What this task involves:
Leave out the pictures and retype all the entries below exactly.

_ _ _ _ _ _ _

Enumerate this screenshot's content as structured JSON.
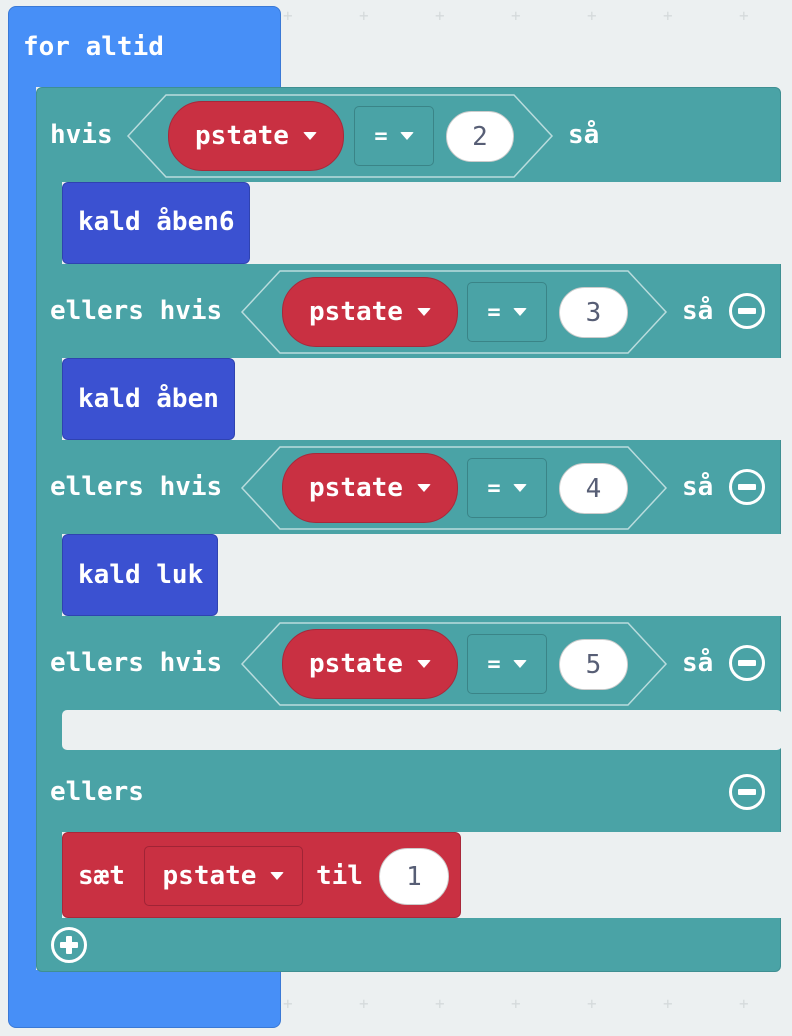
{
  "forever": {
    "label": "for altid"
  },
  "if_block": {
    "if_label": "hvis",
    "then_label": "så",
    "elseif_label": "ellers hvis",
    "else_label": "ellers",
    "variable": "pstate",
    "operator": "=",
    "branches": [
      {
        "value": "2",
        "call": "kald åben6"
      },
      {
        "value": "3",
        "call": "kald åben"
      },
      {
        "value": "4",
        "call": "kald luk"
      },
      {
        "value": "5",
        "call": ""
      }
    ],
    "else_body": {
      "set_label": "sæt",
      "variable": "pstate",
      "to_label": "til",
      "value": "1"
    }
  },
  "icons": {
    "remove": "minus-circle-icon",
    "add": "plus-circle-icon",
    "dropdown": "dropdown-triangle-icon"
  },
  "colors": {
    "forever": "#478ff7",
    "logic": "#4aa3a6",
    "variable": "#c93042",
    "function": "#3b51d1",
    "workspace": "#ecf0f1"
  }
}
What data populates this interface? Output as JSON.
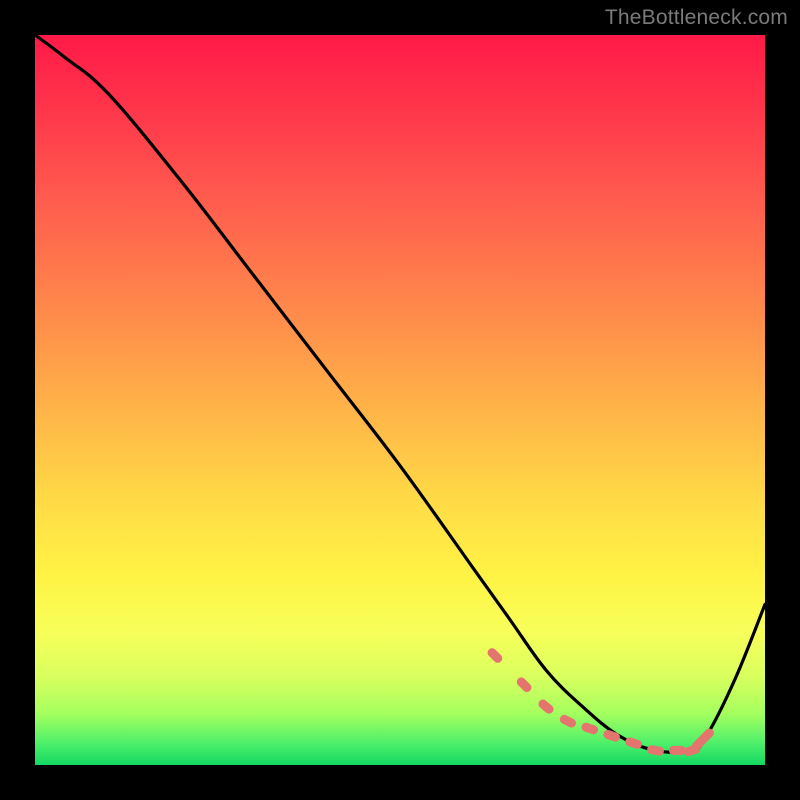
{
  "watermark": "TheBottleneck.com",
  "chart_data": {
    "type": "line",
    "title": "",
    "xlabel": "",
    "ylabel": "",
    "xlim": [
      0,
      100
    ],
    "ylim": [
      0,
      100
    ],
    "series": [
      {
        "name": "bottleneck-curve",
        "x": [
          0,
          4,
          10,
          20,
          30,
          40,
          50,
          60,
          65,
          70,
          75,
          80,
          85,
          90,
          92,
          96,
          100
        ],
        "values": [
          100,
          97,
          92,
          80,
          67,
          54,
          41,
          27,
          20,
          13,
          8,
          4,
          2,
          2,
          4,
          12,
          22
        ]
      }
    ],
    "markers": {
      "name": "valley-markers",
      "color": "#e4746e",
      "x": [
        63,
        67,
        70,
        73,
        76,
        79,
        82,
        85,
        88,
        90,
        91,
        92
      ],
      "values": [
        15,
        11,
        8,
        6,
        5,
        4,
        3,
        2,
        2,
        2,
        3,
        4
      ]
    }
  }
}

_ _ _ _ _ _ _

Response area:
Enumerate this screenshot's content as structured JSON.
{
  "forever": {
    "label": "for altid"
  },
  "if_block": {
    "if_label": "hvis",
    "then_label": "så",
    "elseif_label": "ellers hvis",
    "else_label": "ellers",
    "variable": "pstate",
    "operator": "=",
    "branches": [
      {
        "value": "2",
        "call": "kald åben6"
      },
      {
        "value": "3",
        "call": "kald åben"
      },
      {
        "value": "4",
        "call": "kald luk"
      },
      {
        "value": "5",
        "call": ""
      }
    ],
    "else_body": {
      "set_label": "sæt",
      "variable": "pstate",
      "to_label": "til",
      "value": "1"
    }
  },
  "icons": {
    "remove": "minus-circle-icon",
    "add": "plus-circle-icon",
    "dropdown": "dropdown-triangle-icon"
  },
  "colors": {
    "forever": "#478ff7",
    "logic": "#4aa3a6",
    "variable": "#c93042",
    "function": "#3b51d1",
    "workspace": "#ecf0f1"
  }
}
What data populates this interface? Output as JSON.
{
  "watermark": "TheBottleneck.com",
  "chart_data": {
    "type": "line",
    "title": "",
    "xlabel": "",
    "ylabel": "",
    "xlim": [
      0,
      100
    ],
    "ylim": [
      0,
      100
    ],
    "series": [
      {
        "name": "bottleneck-curve",
        "x": [
          0,
          4,
          10,
          20,
          30,
          40,
          50,
          60,
          65,
          70,
          75,
          80,
          85,
          90,
          92,
          96,
          100
        ],
        "values": [
          100,
          97,
          92,
          80,
          67,
          54,
          41,
          27,
          20,
          13,
          8,
          4,
          2,
          2,
          4,
          12,
          22
        ]
      }
    ],
    "markers": {
      "name": "valley-markers",
      "color": "#e4746e",
      "x": [
        63,
        67,
        70,
        73,
        76,
        79,
        82,
        85,
        88,
        90,
        91,
        92
      ],
      "values": [
        15,
        11,
        8,
        6,
        5,
        4,
        3,
        2,
        2,
        2,
        3,
        4
      ]
    }
  }
}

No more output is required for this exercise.